People spend millions of dollars on houses, feeders, and seed for backyard birds every year, hoping to draw in a wide variety of feathered friends to watch and enjoy through the seasons. But despite our quest to lure in chickadees, bluebirds, nuthatches, and other birds for our viewing pleasure, many bird-lovers shy away from attracting owls because they think it won’t work. Simply not true, particularly when we’re talking about certain species of owls, says Tom Bancroft, PhD, chief scientist at the National Audubon Society. “In a lot of residential and suburban areas, if people have trees around and open grassy areas, they are likely to already have owls and not even realize it,” he explains.
Why Attract Owls
The haunting, magical sound of an evening owl call isn’t the only benefit of attracting these nocturnal creatures to your land. Owls dine on a smorgasbord of voles, mice, and other rodents that can pester urban or suburban homeowners, as well as large insects that can wreak havoc on your garden.
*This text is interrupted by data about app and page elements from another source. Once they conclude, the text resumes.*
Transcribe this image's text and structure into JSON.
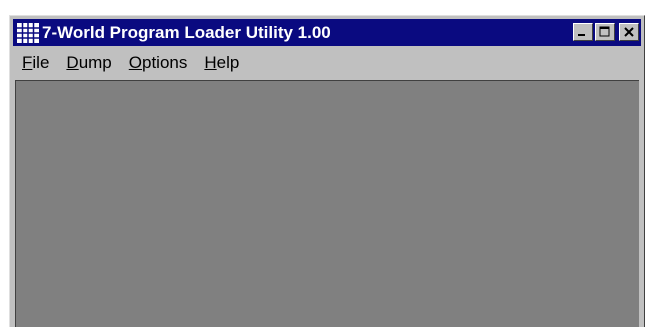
{
  "window": {
    "title": "7-World Program Loader Utility 1.00",
    "colors": {
      "titlebar": "#0a0a80",
      "face": "#c0c0c0",
      "client": "#808080"
    }
  },
  "title_buttons": [
    {
      "name": "minimize-button",
      "icon": "minimize-icon"
    },
    {
      "name": "maximize-button",
      "icon": "maximize-icon"
    },
    {
      "name": "close-button",
      "icon": "close-icon"
    }
  ],
  "menu": [
    {
      "key": "F",
      "rest": "ile"
    },
    {
      "key": "D",
      "rest": "ump"
    },
    {
      "key": "O",
      "rest": "ptions"
    },
    {
      "key": "H",
      "rest": "elp"
    }
  ]
}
Orchard and vineyard operators have long appreciated owls, because they don’t have to add them to the payroll or provide healthcare coverage in exchange for all of the birds’ hard work. Farmers can opt out of using harmful poisons to kill vermin and pests by inviting rodent- and insect-seeking owls onto their properties. According to a recent article in American Fruit Grower, a family of barn owls will scarf down an amazing several thousand rodents during a nesting season, with the young eating two to four rodents a night!
While barn owls rank very high in the rodent-control category, other owl species can also knock down the number of mice, voles, and other pests in your neighborhood. The one that’s easiest to attract is the screech owl, says Bancroft. Breeding season runs from mid-March through mid-May, depending on where you live in the country, and screech owls anywhere will readily move into properly placed owl boxes if trees with nesting holes are not available. Great horned owls also reside in many neighborhoods, though some people don’t go out of their way to attract them because they will hunt rabbits and small cats, according to Bancroft.
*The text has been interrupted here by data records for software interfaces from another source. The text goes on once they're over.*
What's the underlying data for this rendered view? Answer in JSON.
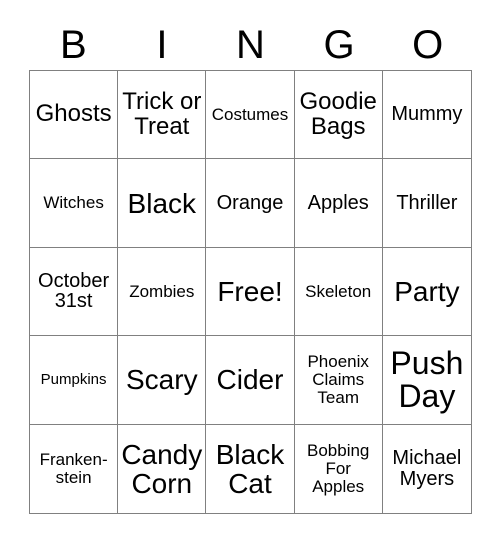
{
  "card": {
    "title_letters": [
      "B",
      "I",
      "N",
      "G",
      "O"
    ],
    "columns": 5,
    "rows": 5,
    "free_space_label": "Free!",
    "border_color": "#808080",
    "text_color": "#000000",
    "background_color": "#ffffff",
    "cells": [
      {
        "text": "Ghosts",
        "size": "lg"
      },
      {
        "text": "Trick or\nTreat",
        "size": "lg"
      },
      {
        "text": "Costumes",
        "size": "sm"
      },
      {
        "text": "Goodie\nBags",
        "size": "lg"
      },
      {
        "text": "Mummy",
        "size": "md"
      },
      {
        "text": "Witches",
        "size": "sm"
      },
      {
        "text": "Black",
        "size": "xl"
      },
      {
        "text": "Orange",
        "size": "md"
      },
      {
        "text": "Apples",
        "size": "md"
      },
      {
        "text": "Thriller",
        "size": "md"
      },
      {
        "text": "October\n31st",
        "size": "md"
      },
      {
        "text": "Zombies",
        "size": "sm"
      },
      {
        "text": "Free!",
        "size": "xl"
      },
      {
        "text": "Skeleton",
        "size": "sm"
      },
      {
        "text": "Party",
        "size": "xl"
      },
      {
        "text": "Pumpkins",
        "size": "xs"
      },
      {
        "text": "Scary",
        "size": "xl"
      },
      {
        "text": "Cider",
        "size": "xl"
      },
      {
        "text": "Phoenix\nClaims\nTeam",
        "size": "sm"
      },
      {
        "text": "Push\nDay",
        "size": "xxl"
      },
      {
        "text": "Franken-\nstein",
        "size": "sm"
      },
      {
        "text": "Candy\nCorn",
        "size": "xl"
      },
      {
        "text": "Black\nCat",
        "size": "xl"
      },
      {
        "text": "Bobbing\nFor\nApples",
        "size": "sm"
      },
      {
        "text": "Michael\nMyers",
        "size": "md"
      }
    ]
  }
}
Learn their language. Your property may already harbor owls without you even knowing it. According to Bancroft, the best way to find out if there are owls already living in your neighborhood is to listen for their calls at night. Here’s what they sound like:
Bancroft says that often if you call to them at night, they’ll answer you, or even fly in for a look. (Truth be told, they’re being territorial, not friendly.) Some people also play owl call tapes or CDs to see if a feathered friend will answer back.
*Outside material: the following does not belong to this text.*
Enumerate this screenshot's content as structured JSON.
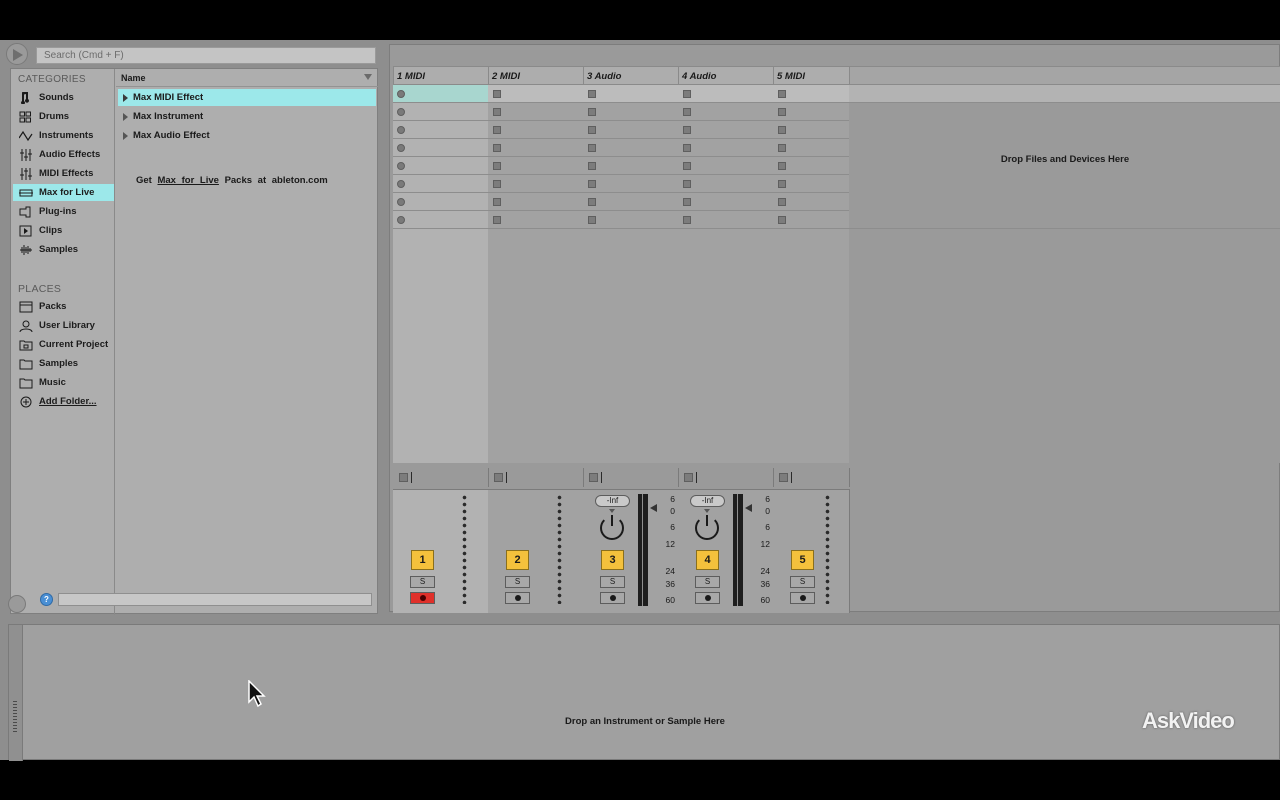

Build it and they will come. Many screech owls begin to nest in March and April, so now is the time to build or buy a screech owl box and install it. You can build from an Audubon Screech Owl Box Plan, or buy an already constructed screech owl box. Place the box eight to 15 feet up in a tree. Make sure you scatter two to three inches of untreated wood shavings, such as those sold for rabbit bedding at pet stores, in the bottom of the box. Or some people use fallen, dried pine needles or leaves.
Be sure to place the box in a place where you won’t mind owl pellets (regurgitated fur and bones from prey) or whitewash (poop) falling on the ground.
Snuff out a starling problem. European starlings are known to take over screech owl boxes before the owls move in, so it’s important to monitor your box. The number one way to avoid this invasion is to place your box in a wooded area, not in an open area. If this isn’t possible, monitor the box and clean out starling nesting material if you notice the birds frequenting the box. “They will fill the box up with a lot of grass and straw material,” says Bancroft.
Watch a nest cam. Barn owls are gorgeous, but generally hard for the average homeowner to attract. Still, it’s important to learn about and help conserve them, because barn owl populations have plummeted over the last 40 years, partially due to development and habitat loss, along with their low-flying hunting tactics that cause many to be struck by cars.
For more information about attracting birds, including owls, check out The Audubon Society Guide to Attracting Birds: Creating Natural Habitats for Properties Large and Small.
To learn more about barn owls and to marvel at their beauty, watch the Cornell Lab of Ornithology’s Barn Owl Nest Cam, stationed in Texas. It allows owl-lovers to watch these beautiful birds in real time, 24/7.